ASSIGNED TASK:
Provide a verbatim copy of the data below.

- - - -

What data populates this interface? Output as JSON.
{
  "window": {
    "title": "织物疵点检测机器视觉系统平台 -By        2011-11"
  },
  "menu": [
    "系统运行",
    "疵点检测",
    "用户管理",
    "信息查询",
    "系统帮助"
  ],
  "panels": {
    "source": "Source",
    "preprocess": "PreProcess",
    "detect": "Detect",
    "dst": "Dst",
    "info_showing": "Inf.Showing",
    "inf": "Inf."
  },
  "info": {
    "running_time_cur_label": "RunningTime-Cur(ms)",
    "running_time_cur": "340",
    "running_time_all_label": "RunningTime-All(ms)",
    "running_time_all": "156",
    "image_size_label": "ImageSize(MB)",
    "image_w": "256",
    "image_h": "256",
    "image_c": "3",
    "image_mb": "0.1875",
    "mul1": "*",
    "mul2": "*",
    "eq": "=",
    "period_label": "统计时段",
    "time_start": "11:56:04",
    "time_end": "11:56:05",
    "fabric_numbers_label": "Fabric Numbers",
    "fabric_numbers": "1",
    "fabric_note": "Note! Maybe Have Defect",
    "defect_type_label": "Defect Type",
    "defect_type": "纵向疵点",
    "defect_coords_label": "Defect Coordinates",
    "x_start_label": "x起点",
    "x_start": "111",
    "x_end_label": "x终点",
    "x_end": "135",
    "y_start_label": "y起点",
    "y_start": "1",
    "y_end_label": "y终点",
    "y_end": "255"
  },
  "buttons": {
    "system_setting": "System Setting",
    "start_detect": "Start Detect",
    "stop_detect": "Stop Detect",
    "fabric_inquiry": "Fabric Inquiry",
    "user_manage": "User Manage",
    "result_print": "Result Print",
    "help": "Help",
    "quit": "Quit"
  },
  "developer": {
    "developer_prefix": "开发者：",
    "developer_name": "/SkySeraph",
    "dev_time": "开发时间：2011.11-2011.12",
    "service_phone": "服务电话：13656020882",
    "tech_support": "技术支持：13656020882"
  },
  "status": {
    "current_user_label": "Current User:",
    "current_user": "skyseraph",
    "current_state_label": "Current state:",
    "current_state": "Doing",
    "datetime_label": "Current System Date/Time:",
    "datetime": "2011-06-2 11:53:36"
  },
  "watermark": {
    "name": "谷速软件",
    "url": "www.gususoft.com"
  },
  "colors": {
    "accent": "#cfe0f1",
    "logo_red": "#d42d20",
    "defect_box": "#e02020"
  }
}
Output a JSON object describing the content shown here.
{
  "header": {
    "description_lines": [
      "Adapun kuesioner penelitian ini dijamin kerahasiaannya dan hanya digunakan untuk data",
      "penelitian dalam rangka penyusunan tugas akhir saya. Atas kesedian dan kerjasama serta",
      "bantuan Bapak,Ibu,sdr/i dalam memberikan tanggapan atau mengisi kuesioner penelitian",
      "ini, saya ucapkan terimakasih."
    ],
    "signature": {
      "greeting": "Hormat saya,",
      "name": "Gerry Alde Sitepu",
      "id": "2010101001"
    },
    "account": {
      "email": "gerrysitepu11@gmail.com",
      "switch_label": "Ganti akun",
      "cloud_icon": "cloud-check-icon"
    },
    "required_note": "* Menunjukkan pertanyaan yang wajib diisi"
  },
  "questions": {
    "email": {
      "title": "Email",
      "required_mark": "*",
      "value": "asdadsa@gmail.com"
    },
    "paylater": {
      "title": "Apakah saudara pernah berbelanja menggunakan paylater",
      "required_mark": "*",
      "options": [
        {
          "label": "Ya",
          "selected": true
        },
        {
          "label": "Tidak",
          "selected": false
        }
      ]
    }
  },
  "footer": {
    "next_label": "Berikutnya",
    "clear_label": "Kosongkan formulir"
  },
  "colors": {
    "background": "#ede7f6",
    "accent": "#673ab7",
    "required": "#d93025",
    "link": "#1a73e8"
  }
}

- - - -

SOLVED PROBLEM:
What data populates this interface? Output as JSON.
{
  "window": {
    "title": "织物疵点检测机器视觉系统平台 -By        2011-11"
  },
  "menu": [
    "系统运行",
    "疵点检测",
    "用户管理",
    "信息查询",
    "系统帮助"
  ],
  "panels": {
    "source": "Source",
    "preprocess": "PreProcess",
    "detect": "Detect",
    "dst": "Dst",
    "info_showing": "Inf.Showing",
    "inf": "Inf."
  },
  "info": {
    "running_time_cur_label": "RunningTime-Cur(ms)",
    "running_time_cur": "340",
    "running_time_all_label": "RunningTime-All(ms)",
    "running_time_all": "156",
    "image_size_label": "ImageSize(MB)",
    "image_w": "256",
    "image_h": "256",
    "image_c": "3",
    "image_mb": "0.1875",
    "mul1": "*",
    "mul2": "*",
    "eq": "=",
    "period_label": "统计时段",
    "time_start": "11:56:04",
    "time_end": "11:56:05",
    "fabric_numbers_label": "Fabric Numbers",
    "fabric_numbers": "1",
    "fabric_note": "Note! Maybe Have Defect",
    "defect_type_label": "Defect Type",
    "defect_type": "纵向疵点",
    "defect_coords_label": "Defect Coordinates",
    "x_start_label": "x起点",
    "x_start": "111",
    "x_end_label": "x终点",
    "x_end": "135",
    "y_start_label": "y起点",
    "y_start": "1",
    "y_end_label": "y终点",
    "y_end": "255"
  },
  "buttons": {
    "system_setting": "System Setting",
    "start_detect": "Start Detect",
    "stop_detect": "Stop Detect",
    "fabric_inquiry": "Fabric Inquiry",
    "user_manage": "User Manage",
    "result_print": "Result Print",
    "help": "Help",
    "quit": "Quit"
  },
  "developer": {
    "developer_prefix": "开发者：",
    "developer_name": "/SkySeraph",
    "dev_time": "开发时间：2011.11-2011.12",
    "service_phone": "服务电话：13656020882",
    "tech_support": "技术支持：13656020882"
  },
  "status": {
    "current_user_label": "Current User:",
    "current_user": "skyseraph",
    "current_state_label": "Current state:",
    "current_state": "Doing",
    "datetime_label": "Current System Date/Time:",
    "datetime": "2011-06-2 11:53:36"
  },
  "watermark": {
    "name": "谷速软件",
    "url": "www.gususoft.com"
  },
  "colors": {
    "accent": "#cfe0f1",
    "logo_red": "#d42d20",
    "defect_box": "#e02020"
  }
}
Output a JSON object describing the content shown here.
{
  "header": {
    "description_lines": [
      "Adapun kuesioner penelitian ini dijamin kerahasiaannya dan hanya digunakan untuk data",
      "penelitian dalam rangka penyusunan tugas akhir saya. Atas kesedian dan kerjasama serta",
      "bantuan Bapak,Ibu,sdr/i dalam memberikan tanggapan atau mengisi kuesioner penelitian",
      "ini, saya ucapkan terimakasih."
    ],
    "signature": {
      "greeting": "Hormat saya,",
      "name": "Gerry Alde Sitepu",
      "id": "2010101001"
    },
    "account": {
      "email": "gerrysitepu11@gmail.com",
      "switch_label": "Ganti akun",
      "cloud_icon": "cloud-check-icon"
    },
    "required_note": "* Menunjukkan pertanyaan yang wajib diisi"
  },
  "questions": {
    "email": {
      "title": "Email",
      "required_mark": "*",
      "value": "asdadsa@gmail.com"
    },
    "paylater": {
      "title": "Apakah saudara pernah berbelanja menggunakan paylater",
      "required_mark": "*",
      "options": [
        {
          "label": "Ya",
          "selected": true
        },
        {
          "label": "Tidak",
          "selected": false
        }
      ]
    }
  },
  "footer": {
    "next_label": "Berikutnya",
    "clear_label": "Kosongkan formulir"
  },
  "colors": {
    "background": "#ede7f6",
    "accent": "#673ab7",
    "required": "#d93025",
    "link": "#1a73e8"
  }
}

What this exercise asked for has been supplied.